## Aim of the task
Exactly how many lines of the data below include the string "Cube"? State the number and nothing more.

## Provided data
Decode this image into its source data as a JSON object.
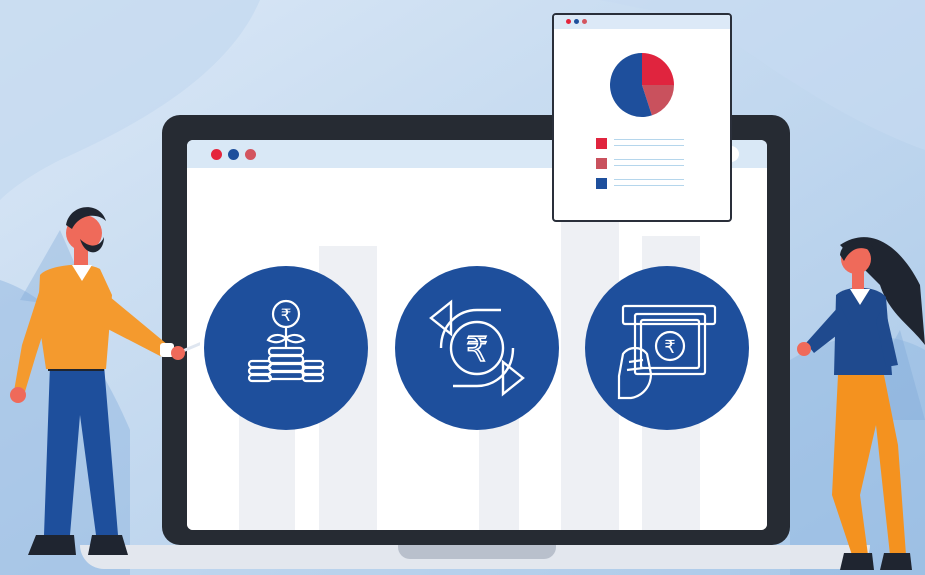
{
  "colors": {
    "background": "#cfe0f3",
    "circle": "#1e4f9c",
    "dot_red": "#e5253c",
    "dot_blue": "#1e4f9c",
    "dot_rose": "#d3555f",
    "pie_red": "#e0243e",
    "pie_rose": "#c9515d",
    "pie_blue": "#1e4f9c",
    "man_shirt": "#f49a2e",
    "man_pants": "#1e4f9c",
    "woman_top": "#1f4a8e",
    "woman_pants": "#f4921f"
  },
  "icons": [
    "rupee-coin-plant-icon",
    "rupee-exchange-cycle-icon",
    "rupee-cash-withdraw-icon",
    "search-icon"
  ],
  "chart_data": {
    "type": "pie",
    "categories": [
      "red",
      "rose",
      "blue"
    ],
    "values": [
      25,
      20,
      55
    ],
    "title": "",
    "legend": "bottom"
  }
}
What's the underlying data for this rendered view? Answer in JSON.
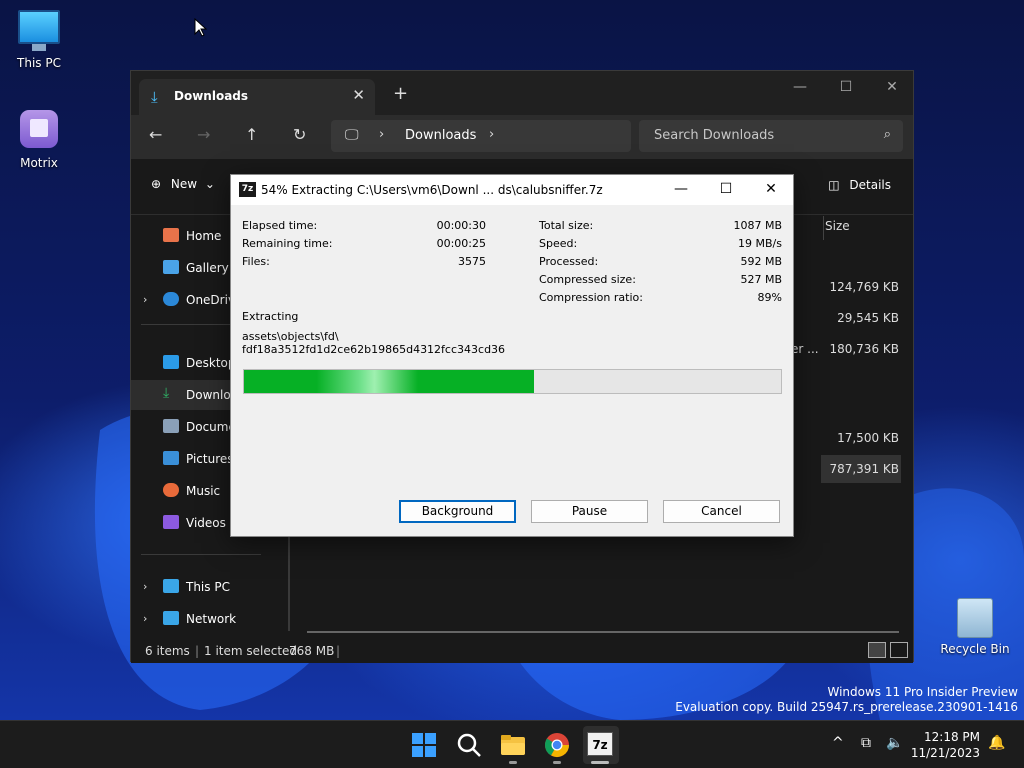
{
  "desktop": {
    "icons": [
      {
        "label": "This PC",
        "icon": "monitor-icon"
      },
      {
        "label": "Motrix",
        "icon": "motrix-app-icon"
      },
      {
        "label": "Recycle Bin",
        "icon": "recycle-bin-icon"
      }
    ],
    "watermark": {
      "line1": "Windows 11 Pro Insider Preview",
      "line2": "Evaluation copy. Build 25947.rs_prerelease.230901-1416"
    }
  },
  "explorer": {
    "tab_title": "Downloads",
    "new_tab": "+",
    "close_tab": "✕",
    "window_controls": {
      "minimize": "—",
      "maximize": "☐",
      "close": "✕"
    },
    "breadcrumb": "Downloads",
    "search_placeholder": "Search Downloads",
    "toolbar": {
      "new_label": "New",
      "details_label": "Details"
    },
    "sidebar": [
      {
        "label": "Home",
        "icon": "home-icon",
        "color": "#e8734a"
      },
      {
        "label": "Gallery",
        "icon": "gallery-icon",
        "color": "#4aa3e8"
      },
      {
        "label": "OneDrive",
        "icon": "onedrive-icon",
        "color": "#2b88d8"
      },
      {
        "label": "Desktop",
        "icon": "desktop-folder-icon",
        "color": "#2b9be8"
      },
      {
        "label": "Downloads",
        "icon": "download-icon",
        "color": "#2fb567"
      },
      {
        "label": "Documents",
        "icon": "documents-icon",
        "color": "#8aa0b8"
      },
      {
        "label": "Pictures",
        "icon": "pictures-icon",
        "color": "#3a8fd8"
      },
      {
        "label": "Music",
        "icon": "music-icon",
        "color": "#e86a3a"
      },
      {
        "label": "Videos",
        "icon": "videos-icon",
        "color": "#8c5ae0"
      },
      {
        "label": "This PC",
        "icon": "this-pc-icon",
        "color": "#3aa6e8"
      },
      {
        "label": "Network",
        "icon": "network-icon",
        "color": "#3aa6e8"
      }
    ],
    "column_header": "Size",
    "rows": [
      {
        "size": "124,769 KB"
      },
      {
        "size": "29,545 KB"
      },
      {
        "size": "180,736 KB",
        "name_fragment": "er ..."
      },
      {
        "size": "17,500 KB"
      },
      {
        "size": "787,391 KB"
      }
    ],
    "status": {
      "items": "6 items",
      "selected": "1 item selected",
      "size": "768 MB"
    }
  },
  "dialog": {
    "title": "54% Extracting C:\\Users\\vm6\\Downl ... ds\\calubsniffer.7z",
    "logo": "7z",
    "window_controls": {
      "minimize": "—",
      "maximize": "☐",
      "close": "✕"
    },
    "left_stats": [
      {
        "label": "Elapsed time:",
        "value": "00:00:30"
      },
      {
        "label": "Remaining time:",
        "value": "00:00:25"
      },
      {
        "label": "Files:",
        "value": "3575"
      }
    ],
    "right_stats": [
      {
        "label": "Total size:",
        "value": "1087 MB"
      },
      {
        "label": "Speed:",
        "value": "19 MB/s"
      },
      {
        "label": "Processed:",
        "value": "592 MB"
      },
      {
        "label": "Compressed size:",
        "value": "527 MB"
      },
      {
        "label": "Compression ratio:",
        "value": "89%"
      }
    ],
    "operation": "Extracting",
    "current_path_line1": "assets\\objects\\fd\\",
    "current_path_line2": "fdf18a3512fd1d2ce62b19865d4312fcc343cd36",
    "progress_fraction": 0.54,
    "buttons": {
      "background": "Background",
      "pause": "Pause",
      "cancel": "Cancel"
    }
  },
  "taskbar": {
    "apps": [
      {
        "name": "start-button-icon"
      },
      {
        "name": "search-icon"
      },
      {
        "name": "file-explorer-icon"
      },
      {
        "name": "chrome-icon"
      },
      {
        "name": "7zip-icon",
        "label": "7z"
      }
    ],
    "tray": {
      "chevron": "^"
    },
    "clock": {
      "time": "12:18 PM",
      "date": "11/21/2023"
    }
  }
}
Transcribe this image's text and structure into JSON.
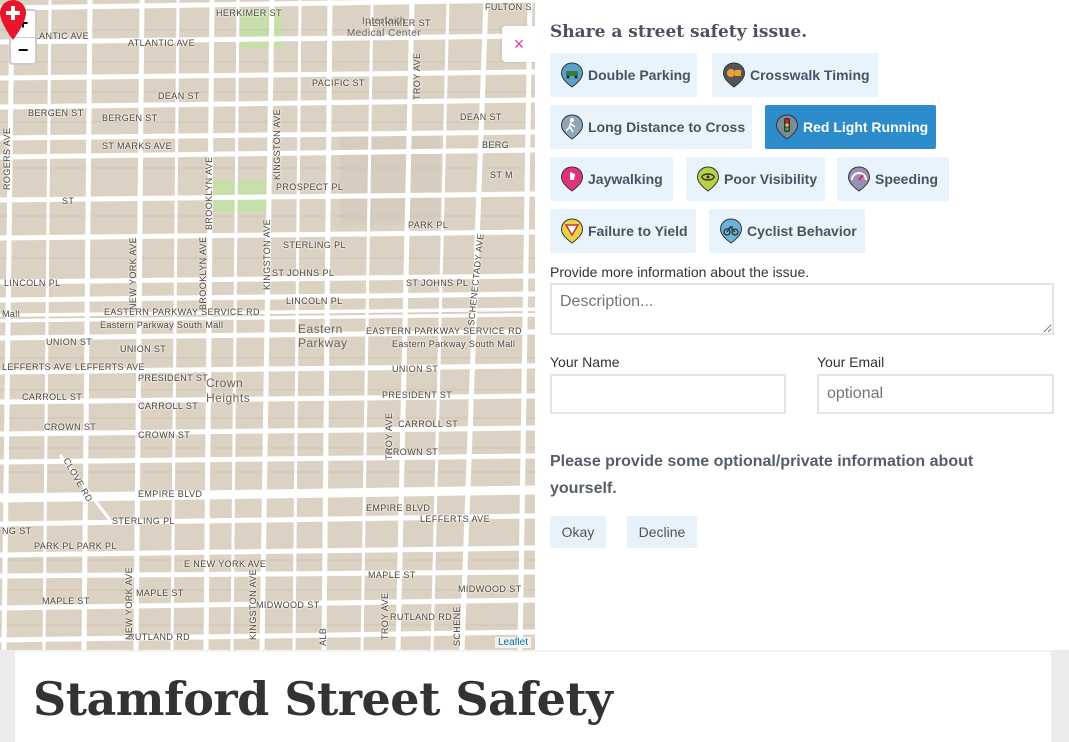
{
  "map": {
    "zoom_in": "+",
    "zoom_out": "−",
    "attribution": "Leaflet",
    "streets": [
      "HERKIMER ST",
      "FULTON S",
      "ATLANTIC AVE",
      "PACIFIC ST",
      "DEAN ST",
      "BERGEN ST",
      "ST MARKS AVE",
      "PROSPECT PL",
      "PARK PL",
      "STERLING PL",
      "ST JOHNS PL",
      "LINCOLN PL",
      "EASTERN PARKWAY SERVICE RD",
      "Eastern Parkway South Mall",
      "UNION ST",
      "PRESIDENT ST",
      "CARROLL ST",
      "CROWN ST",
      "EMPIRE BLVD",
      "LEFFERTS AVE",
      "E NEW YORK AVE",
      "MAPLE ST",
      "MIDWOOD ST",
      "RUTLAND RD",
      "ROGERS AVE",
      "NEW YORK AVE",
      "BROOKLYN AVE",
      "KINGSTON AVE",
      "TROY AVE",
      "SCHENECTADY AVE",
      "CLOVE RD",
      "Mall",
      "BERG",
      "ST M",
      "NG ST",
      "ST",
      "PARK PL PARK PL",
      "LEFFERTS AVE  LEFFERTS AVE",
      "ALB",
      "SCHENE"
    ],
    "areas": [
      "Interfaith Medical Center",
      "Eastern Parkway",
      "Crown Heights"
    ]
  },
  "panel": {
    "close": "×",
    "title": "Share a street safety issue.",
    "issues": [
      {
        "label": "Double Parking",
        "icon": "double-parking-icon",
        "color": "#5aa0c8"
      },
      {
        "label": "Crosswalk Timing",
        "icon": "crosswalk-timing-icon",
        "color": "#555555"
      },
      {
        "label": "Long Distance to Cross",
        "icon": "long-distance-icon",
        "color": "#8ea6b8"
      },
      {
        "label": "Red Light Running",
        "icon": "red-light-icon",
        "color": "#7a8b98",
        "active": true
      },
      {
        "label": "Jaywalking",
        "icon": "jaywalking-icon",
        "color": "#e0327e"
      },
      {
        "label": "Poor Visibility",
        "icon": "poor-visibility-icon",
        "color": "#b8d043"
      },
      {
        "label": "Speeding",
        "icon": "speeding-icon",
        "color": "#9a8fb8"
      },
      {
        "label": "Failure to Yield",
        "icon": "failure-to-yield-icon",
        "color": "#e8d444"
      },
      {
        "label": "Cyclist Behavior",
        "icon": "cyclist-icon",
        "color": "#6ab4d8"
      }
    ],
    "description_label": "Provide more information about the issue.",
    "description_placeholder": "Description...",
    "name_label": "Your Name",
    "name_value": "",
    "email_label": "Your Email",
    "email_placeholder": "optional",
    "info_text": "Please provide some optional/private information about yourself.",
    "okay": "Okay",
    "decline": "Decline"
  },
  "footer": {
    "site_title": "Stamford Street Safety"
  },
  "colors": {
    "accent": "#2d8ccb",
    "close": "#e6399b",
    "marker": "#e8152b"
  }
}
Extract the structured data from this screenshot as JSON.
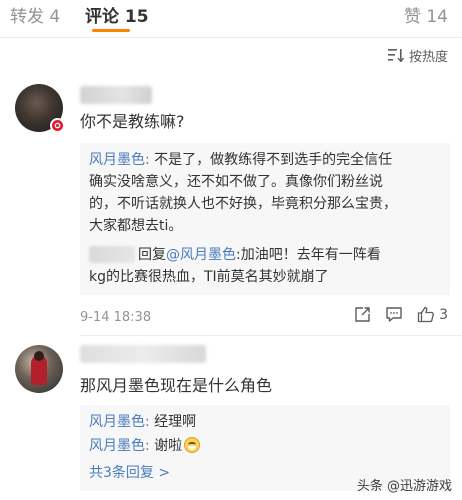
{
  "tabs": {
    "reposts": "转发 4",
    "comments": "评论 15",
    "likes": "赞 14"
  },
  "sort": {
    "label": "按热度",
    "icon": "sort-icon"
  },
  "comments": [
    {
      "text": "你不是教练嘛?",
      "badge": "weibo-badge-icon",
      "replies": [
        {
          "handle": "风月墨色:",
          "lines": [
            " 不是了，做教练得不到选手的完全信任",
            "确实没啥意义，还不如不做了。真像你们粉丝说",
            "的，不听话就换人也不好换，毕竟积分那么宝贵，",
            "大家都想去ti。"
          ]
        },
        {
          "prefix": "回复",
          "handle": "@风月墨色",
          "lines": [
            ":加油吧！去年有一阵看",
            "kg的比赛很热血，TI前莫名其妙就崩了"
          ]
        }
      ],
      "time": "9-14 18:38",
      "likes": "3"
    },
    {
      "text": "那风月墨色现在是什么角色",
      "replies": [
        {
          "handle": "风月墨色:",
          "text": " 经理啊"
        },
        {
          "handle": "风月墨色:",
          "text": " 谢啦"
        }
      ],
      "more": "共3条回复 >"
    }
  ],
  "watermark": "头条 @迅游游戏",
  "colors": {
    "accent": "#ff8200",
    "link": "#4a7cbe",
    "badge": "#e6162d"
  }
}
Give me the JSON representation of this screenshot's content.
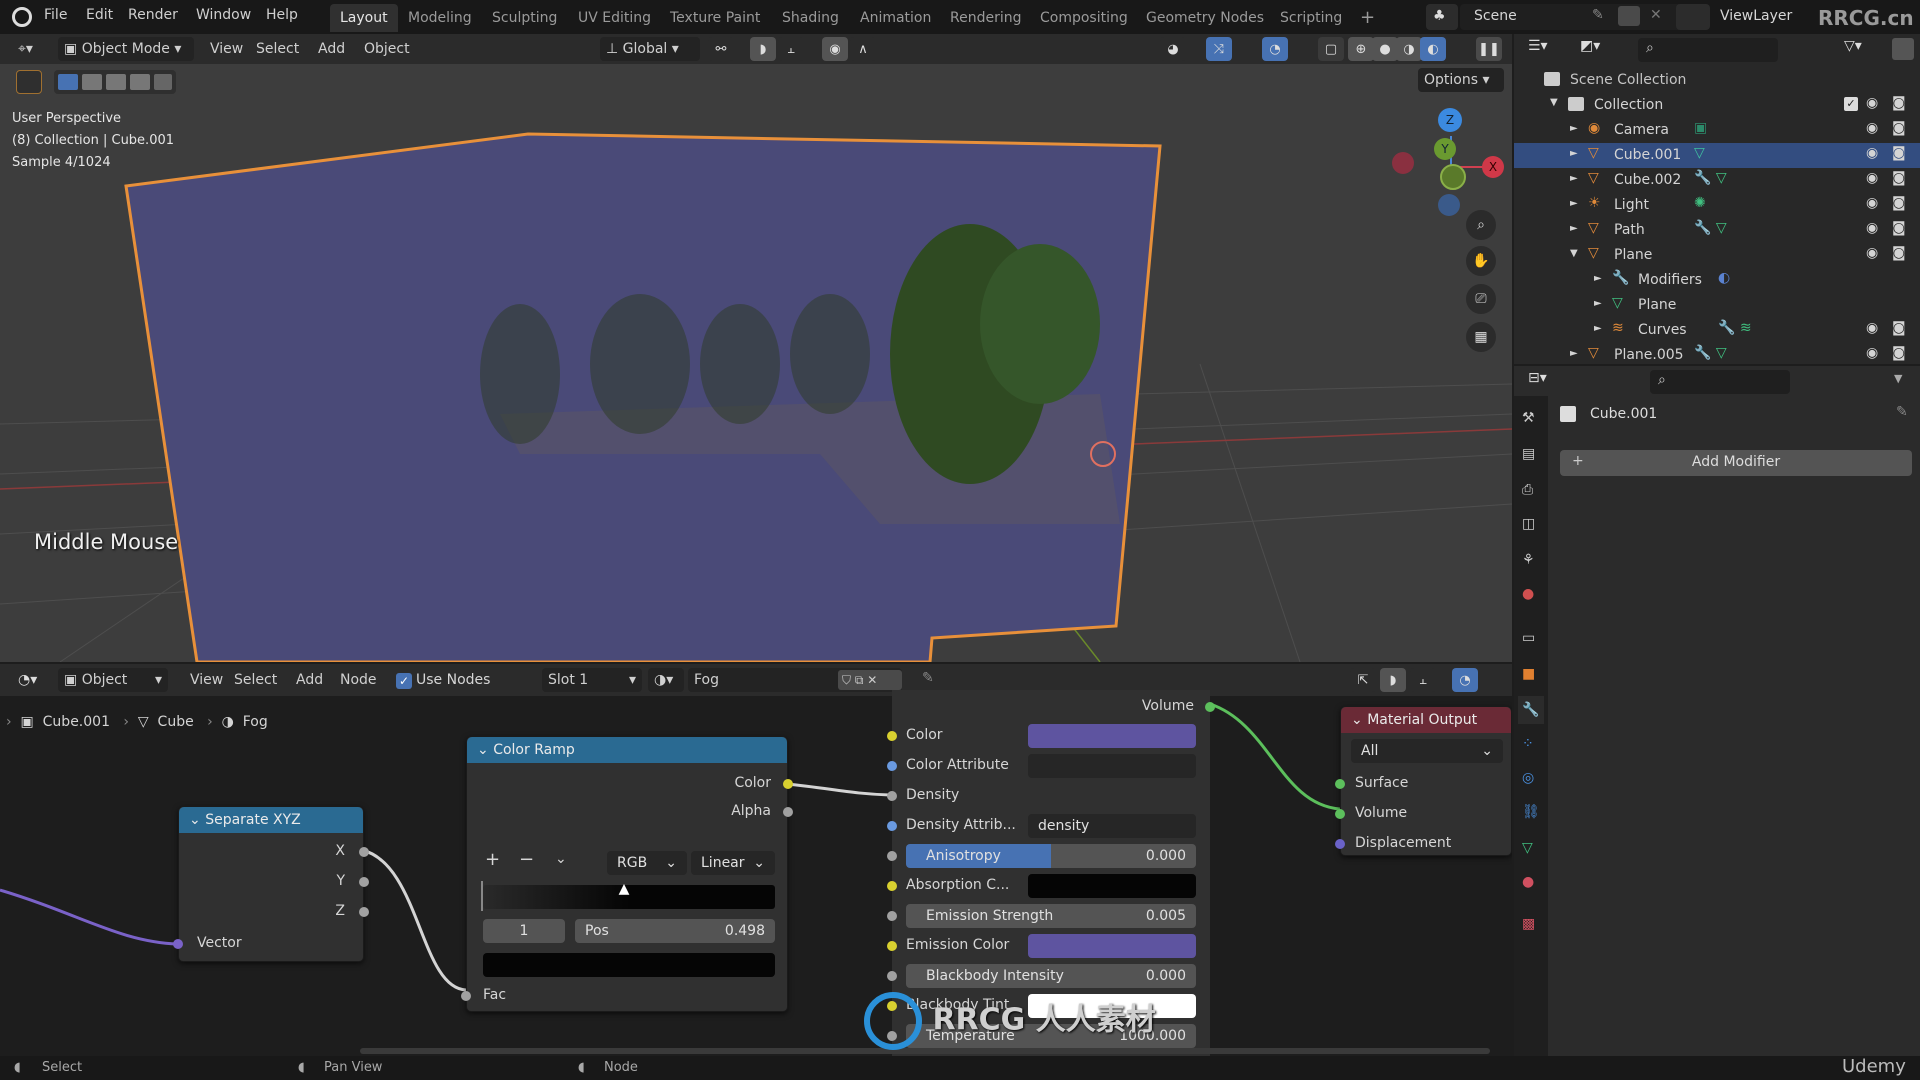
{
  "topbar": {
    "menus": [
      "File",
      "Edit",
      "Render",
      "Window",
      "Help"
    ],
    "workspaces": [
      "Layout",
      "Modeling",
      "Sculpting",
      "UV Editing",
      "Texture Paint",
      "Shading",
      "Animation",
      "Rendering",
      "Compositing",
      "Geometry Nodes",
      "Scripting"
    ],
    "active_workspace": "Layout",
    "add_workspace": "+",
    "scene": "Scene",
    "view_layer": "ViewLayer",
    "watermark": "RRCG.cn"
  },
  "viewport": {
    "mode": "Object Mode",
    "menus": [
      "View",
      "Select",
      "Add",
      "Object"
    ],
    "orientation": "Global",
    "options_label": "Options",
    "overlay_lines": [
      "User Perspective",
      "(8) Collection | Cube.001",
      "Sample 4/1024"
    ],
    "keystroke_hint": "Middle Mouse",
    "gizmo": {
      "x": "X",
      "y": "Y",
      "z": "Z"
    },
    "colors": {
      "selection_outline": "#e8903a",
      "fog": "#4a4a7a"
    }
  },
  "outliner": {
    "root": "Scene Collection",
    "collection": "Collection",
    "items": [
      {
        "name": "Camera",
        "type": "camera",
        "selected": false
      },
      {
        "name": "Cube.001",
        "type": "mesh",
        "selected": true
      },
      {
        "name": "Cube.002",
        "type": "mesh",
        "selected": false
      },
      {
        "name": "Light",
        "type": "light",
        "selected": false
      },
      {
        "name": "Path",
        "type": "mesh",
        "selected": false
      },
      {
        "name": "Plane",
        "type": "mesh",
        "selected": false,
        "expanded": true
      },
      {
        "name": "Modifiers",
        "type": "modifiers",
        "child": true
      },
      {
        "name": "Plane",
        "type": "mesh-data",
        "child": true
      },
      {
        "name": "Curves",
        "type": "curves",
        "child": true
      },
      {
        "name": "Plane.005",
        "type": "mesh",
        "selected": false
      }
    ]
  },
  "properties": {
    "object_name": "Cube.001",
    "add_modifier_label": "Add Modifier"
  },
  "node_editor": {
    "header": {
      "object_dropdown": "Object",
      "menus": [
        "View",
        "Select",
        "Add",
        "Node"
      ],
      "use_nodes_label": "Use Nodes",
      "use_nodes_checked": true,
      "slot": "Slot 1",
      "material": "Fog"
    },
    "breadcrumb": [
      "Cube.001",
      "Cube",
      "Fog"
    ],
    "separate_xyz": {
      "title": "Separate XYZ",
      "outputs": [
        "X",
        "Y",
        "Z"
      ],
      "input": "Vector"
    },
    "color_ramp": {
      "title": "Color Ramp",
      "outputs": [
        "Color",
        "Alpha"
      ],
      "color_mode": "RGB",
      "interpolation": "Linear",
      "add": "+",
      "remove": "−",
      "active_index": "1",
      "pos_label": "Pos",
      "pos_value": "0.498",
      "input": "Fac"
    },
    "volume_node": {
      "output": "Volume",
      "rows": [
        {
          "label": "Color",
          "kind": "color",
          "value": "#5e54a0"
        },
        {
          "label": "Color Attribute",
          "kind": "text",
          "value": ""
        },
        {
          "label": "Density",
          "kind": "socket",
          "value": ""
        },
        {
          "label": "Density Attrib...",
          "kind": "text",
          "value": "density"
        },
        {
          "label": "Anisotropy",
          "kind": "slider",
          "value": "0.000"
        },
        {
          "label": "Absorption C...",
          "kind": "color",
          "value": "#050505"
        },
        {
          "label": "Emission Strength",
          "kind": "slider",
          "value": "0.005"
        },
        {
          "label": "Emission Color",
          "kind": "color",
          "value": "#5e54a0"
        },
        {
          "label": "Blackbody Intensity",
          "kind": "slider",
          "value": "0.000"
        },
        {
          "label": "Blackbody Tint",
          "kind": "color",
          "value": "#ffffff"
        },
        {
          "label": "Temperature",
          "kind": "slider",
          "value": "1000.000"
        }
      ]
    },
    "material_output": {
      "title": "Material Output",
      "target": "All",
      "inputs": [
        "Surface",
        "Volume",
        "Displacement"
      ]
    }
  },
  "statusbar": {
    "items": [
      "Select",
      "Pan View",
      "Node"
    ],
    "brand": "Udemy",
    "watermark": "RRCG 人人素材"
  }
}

## Your response
6